Website and app data records:
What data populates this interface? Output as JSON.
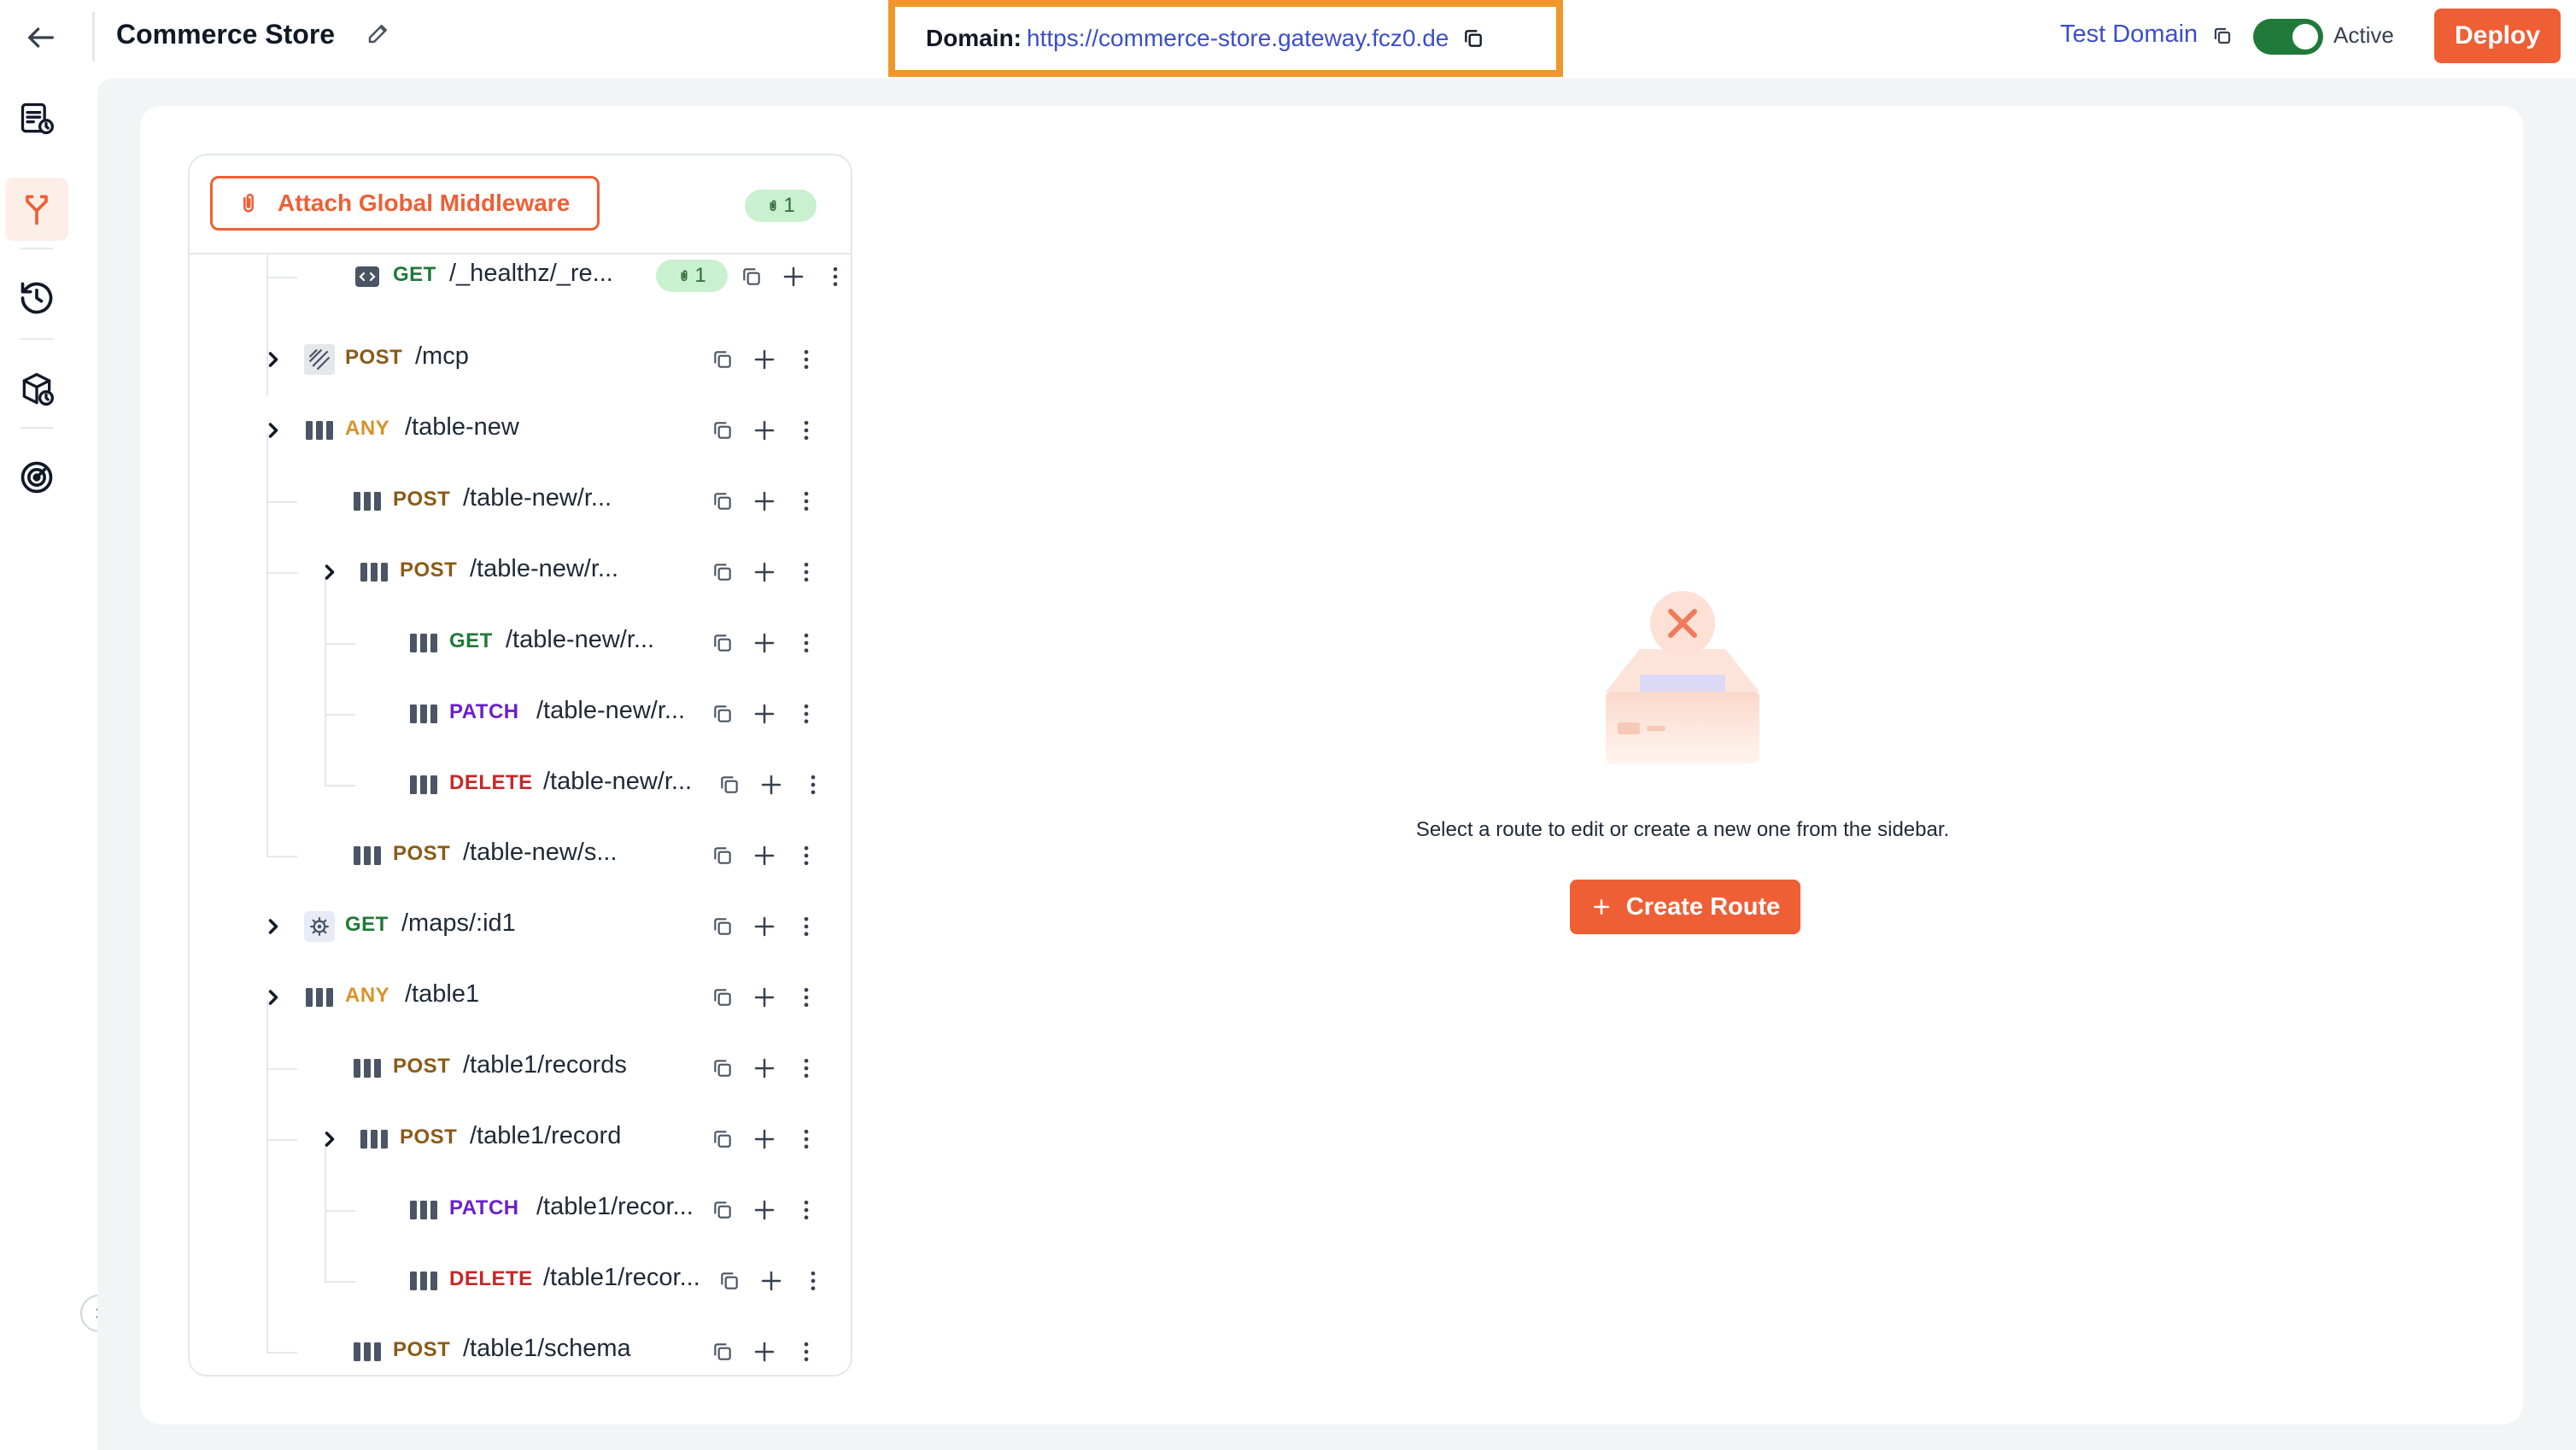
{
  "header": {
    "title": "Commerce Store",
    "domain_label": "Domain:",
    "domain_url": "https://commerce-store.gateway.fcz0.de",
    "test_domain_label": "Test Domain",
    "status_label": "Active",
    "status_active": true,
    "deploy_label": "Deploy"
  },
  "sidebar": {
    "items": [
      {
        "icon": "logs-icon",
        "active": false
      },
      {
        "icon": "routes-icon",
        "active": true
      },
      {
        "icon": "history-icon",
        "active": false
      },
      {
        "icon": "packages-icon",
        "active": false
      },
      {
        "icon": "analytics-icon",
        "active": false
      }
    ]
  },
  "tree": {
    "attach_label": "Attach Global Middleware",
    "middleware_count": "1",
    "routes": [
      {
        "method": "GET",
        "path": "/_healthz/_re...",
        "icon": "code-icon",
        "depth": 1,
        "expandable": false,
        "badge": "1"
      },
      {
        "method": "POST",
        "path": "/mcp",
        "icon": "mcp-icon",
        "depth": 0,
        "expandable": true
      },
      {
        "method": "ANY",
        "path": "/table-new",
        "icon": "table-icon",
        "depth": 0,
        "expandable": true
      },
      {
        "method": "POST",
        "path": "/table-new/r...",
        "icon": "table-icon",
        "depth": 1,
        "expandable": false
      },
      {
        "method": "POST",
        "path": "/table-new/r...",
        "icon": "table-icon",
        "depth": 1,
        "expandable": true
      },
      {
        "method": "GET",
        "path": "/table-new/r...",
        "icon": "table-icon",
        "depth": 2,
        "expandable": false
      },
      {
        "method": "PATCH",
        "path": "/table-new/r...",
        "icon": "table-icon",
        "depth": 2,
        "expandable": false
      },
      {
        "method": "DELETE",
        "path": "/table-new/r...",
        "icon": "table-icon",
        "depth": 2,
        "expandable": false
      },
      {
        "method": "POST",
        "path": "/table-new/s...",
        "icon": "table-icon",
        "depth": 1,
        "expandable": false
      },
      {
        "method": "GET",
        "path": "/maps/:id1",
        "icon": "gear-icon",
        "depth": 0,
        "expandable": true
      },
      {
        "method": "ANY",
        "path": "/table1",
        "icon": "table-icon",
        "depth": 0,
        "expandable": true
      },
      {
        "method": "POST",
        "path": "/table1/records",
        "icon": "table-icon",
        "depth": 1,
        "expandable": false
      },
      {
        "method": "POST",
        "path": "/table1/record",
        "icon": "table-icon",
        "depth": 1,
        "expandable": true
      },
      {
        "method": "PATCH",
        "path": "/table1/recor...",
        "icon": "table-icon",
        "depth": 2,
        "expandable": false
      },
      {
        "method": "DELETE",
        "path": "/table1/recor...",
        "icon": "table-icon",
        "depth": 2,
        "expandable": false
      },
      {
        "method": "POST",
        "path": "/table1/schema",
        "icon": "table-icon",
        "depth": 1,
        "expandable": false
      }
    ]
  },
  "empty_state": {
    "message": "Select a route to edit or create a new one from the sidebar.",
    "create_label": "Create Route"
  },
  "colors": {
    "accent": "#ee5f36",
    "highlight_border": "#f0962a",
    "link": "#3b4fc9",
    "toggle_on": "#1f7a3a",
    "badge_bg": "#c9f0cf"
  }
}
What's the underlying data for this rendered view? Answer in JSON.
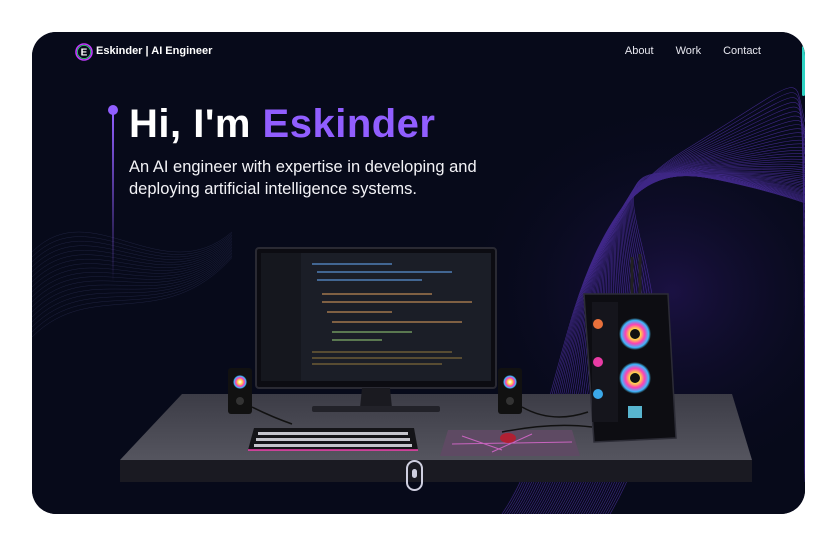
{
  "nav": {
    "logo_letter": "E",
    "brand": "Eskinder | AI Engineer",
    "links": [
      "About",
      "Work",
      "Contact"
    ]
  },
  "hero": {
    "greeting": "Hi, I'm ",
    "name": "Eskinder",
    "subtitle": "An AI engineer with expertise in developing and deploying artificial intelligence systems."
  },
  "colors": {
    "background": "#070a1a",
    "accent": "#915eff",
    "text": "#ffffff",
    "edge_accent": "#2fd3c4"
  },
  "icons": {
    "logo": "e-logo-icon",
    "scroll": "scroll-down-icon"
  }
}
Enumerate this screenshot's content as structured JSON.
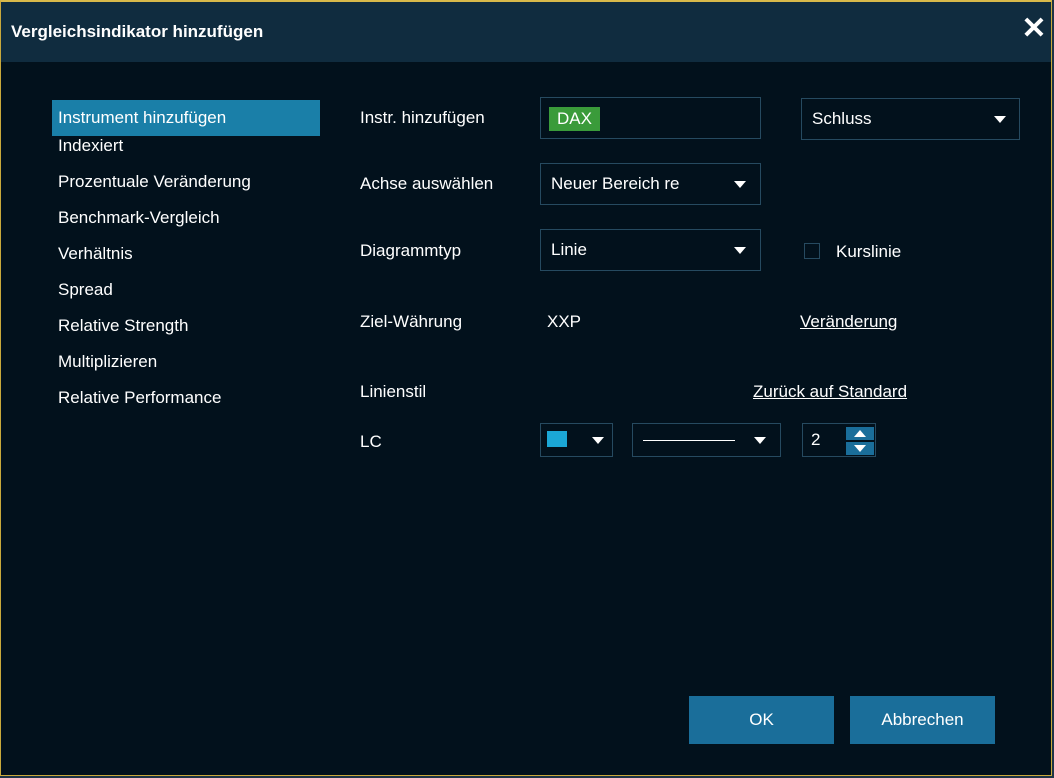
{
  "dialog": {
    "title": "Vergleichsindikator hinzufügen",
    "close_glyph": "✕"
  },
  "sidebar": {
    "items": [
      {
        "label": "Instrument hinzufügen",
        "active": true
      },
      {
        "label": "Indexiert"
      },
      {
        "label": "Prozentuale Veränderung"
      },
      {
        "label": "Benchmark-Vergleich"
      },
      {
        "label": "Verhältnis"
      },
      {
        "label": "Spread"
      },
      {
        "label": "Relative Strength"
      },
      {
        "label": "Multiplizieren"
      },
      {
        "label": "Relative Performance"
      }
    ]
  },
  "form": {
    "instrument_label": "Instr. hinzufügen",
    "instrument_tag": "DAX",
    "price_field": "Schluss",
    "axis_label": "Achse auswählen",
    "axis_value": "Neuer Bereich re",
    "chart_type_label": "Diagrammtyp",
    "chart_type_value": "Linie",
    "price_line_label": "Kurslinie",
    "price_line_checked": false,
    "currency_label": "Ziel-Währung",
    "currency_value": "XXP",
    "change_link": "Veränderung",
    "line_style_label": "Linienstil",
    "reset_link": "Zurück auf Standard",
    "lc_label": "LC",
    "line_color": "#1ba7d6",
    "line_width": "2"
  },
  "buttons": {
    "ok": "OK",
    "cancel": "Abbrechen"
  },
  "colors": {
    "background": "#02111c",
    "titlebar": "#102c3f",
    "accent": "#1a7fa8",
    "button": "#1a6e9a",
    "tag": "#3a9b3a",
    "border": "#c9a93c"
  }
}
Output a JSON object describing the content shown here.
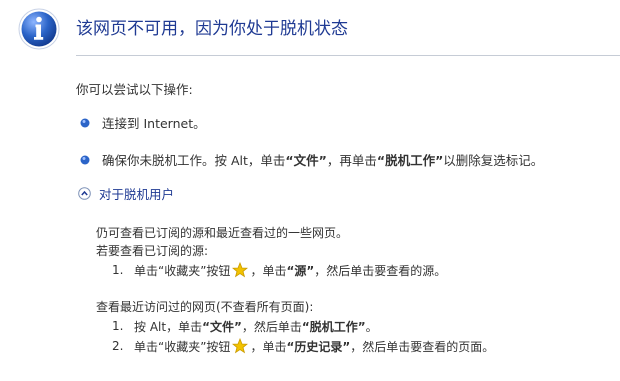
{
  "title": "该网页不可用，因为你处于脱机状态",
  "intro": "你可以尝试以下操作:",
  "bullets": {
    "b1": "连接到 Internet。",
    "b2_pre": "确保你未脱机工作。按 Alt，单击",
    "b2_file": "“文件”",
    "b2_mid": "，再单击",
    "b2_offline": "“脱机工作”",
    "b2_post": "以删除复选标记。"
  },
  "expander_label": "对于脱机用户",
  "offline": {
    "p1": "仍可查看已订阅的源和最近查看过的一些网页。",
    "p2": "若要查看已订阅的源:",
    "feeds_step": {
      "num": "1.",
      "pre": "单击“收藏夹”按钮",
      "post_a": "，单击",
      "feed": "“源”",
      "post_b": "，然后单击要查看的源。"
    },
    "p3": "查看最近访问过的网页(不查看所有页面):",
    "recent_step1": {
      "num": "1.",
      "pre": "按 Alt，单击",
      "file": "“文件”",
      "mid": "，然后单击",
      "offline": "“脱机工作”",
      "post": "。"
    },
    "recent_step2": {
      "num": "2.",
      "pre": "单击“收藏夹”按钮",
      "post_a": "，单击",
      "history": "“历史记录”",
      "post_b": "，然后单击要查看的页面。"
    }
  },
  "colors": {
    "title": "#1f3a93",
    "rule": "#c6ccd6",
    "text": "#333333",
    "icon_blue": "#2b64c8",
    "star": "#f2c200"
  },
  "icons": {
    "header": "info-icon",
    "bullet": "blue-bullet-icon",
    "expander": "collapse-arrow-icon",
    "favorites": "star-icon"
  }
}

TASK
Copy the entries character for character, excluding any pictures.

RESULT BELOW
What data populates this interface? Output as JSON.
{
  "header": {
    "title": "Commerce Store",
    "domain_label": "Domain:",
    "domain_url": "https://commerce-store.gateway.fcz0.de",
    "test_domain_label": "Test Domain",
    "status_label": "Active",
    "status_active": true,
    "deploy_label": "Deploy"
  },
  "sidebar": {
    "items": [
      {
        "icon": "logs-icon",
        "active": false
      },
      {
        "icon": "routes-icon",
        "active": true
      },
      {
        "icon": "history-icon",
        "active": false
      },
      {
        "icon": "packages-icon",
        "active": false
      },
      {
        "icon": "analytics-icon",
        "active": false
      }
    ]
  },
  "tree": {
    "attach_label": "Attach Global Middleware",
    "middleware_count": "1",
    "routes": [
      {
        "method": "GET",
        "path": "/_healthz/_re...",
        "icon": "code-icon",
        "depth": 1,
        "expandable": false,
        "badge": "1"
      },
      {
        "method": "POST",
        "path": "/mcp",
        "icon": "mcp-icon",
        "depth": 0,
        "expandable": true
      },
      {
        "method": "ANY",
        "path": "/table-new",
        "icon": "table-icon",
        "depth": 0,
        "expandable": true
      },
      {
        "method": "POST",
        "path": "/table-new/r...",
        "icon": "table-icon",
        "depth": 1,
        "expandable": false
      },
      {
        "method": "POST",
        "path": "/table-new/r...",
        "icon": "table-icon",
        "depth": 1,
        "expandable": true
      },
      {
        "method": "GET",
        "path": "/table-new/r...",
        "icon": "table-icon",
        "depth": 2,
        "expandable": false
      },
      {
        "method": "PATCH",
        "path": "/table-new/r...",
        "icon": "table-icon",
        "depth": 2,
        "expandable": false
      },
      {
        "method": "DELETE",
        "path": "/table-new/r...",
        "icon": "table-icon",
        "depth": 2,
        "expandable": false
      },
      {
        "method": "POST",
        "path": "/table-new/s...",
        "icon": "table-icon",
        "depth": 1,
        "expandable": false
      },
      {
        "method": "GET",
        "path": "/maps/:id1",
        "icon": "gear-icon",
        "depth": 0,
        "expandable": true
      },
      {
        "method": "ANY",
        "path": "/table1",
        "icon": "table-icon",
        "depth": 0,
        "expandable": true
      },
      {
        "method": "POST",
        "path": "/table1/records",
        "icon": "table-icon",
        "depth": 1,
        "expandable": false
      },
      {
        "method": "POST",
        "path": "/table1/record",
        "icon": "table-icon",
        "depth": 1,
        "expandable": true
      },
      {
        "method": "PATCH",
        "path": "/table1/recor...",
        "icon": "table-icon",
        "depth": 2,
        "expandable": false
      },
      {
        "method": "DELETE",
        "path": "/table1/recor...",
        "icon": "table-icon",
        "depth": 2,
        "expandable": false
      },
      {
        "method": "POST",
        "path": "/table1/schema",
        "icon": "table-icon",
        "depth": 1,
        "expandable": false
      }
    ]
  },
  "empty_state": {
    "message": "Select a route to edit or create a new one from the sidebar.",
    "create_label": "Create Route"
  },
  "colors": {
    "accent": "#ee5f36",
    "highlight_border": "#f0962a",
    "link": "#3b4fc9",
    "toggle_on": "#1f7a3a",
    "badge_bg": "#c9f0cf"
  }
}
What's the underlying data for this rendered view? Answer in JSON.
{
  "nav": {
    "logo_letter": "E",
    "brand": "Eskinder | AI Engineer",
    "links": [
      "About",
      "Work",
      "Contact"
    ]
  },
  "hero": {
    "greeting": "Hi, I'm ",
    "name": "Eskinder",
    "subtitle": "An AI engineer with expertise in developing and deploying artificial intelligence systems."
  },
  "colors": {
    "background": "#070a1a",
    "accent": "#915eff",
    "text": "#ffffff",
    "edge_accent": "#2fd3c4"
  },
  "icons": {
    "logo": "e-logo-icon",
    "scroll": "scroll-down-icon"
  }
}
Enumerate this screenshot's content as structured JSON.
{
  "dialog": {
    "title": "Vergleichsindikator hinzufügen",
    "close_glyph": "✕"
  },
  "sidebar": {
    "items": [
      {
        "label": "Instrument hinzufügen",
        "active": true
      },
      {
        "label": "Indexiert"
      },
      {
        "label": "Prozentuale Veränderung"
      },
      {
        "label": "Benchmark-Vergleich"
      },
      {
        "label": "Verhältnis"
      },
      {
        "label": "Spread"
      },
      {
        "label": "Relative Strength"
      },
      {
        "label": "Multiplizieren"
      },
      {
        "label": "Relative Performance"
      }
    ]
  },
  "form": {
    "instrument_label": "Instr. hinzufügen",
    "instrument_tag": "DAX",
    "price_field": "Schluss",
    "axis_label": "Achse auswählen",
    "axis_value": "Neuer Bereich re",
    "chart_type_label": "Diagrammtyp",
    "chart_type_value": "Linie",
    "price_line_label": "Kurslinie",
    "price_line_checked": false,
    "currency_label": "Ziel-Währung",
    "currency_value": "XXP",
    "change_link": "Veränderung",
    "line_style_label": "Linienstil",
    "reset_link": "Zurück auf Standard",
    "lc_label": "LC",
    "line_color": "#1ba7d6",
    "line_width": "2"
  },
  "buttons": {
    "ok": "OK",
    "cancel": "Abbrechen"
  },
  "colors": {
    "background": "#02111c",
    "titlebar": "#102c3f",
    "accent": "#1a7fa8",
    "button": "#1a6e9a",
    "tag": "#3a9b3a",
    "border": "#c9a93c"
  }
}
Output a JSON object describing the content shown here.
{
  "title": "该网页不可用，因为你处于脱机状态",
  "intro": "你可以尝试以下操作:",
  "bullets": {
    "b1": "连接到 Internet。",
    "b2_pre": "确保你未脱机工作。按 Alt，单击",
    "b2_file": "“文件”",
    "b2_mid": "，再单击",
    "b2_offline": "“脱机工作”",
    "b2_post": "以删除复选标记。"
  },
  "expander_label": "对于脱机用户",
  "offline": {
    "p1": "仍可查看已订阅的源和最近查看过的一些网页。",
    "p2": "若要查看已订阅的源:",
    "feeds_step": {
      "num": "1.",
      "pre": "单击“收藏夹”按钮",
      "post_a": "，单击",
      "feed": "“源”",
      "post_b": "，然后单击要查看的源。"
    },
    "p3": "查看最近访问过的网页(不查看所有页面):",
    "recent_step1": {
      "num": "1.",
      "pre": "按 Alt，单击",
      "file": "“文件”",
      "mid": "，然后单击",
      "offline": "“脱机工作”",
      "post": "。"
    },
    "recent_step2": {
      "num": "2.",
      "pre": "单击“收藏夹”按钮",
      "post_a": "，单击",
      "history": "“历史记录”",
      "post_b": "，然后单击要查看的页面。"
    }
  },
  "colors": {
    "title": "#1f3a93",
    "rule": "#c6ccd6",
    "text": "#333333",
    "icon_blue": "#2b64c8",
    "star": "#f2c200"
  },
  "icons": {
    "header": "info-icon",
    "bullet": "blue-bullet-icon",
    "expander": "collapse-arrow-icon",
    "favorites": "star-icon"
  }
}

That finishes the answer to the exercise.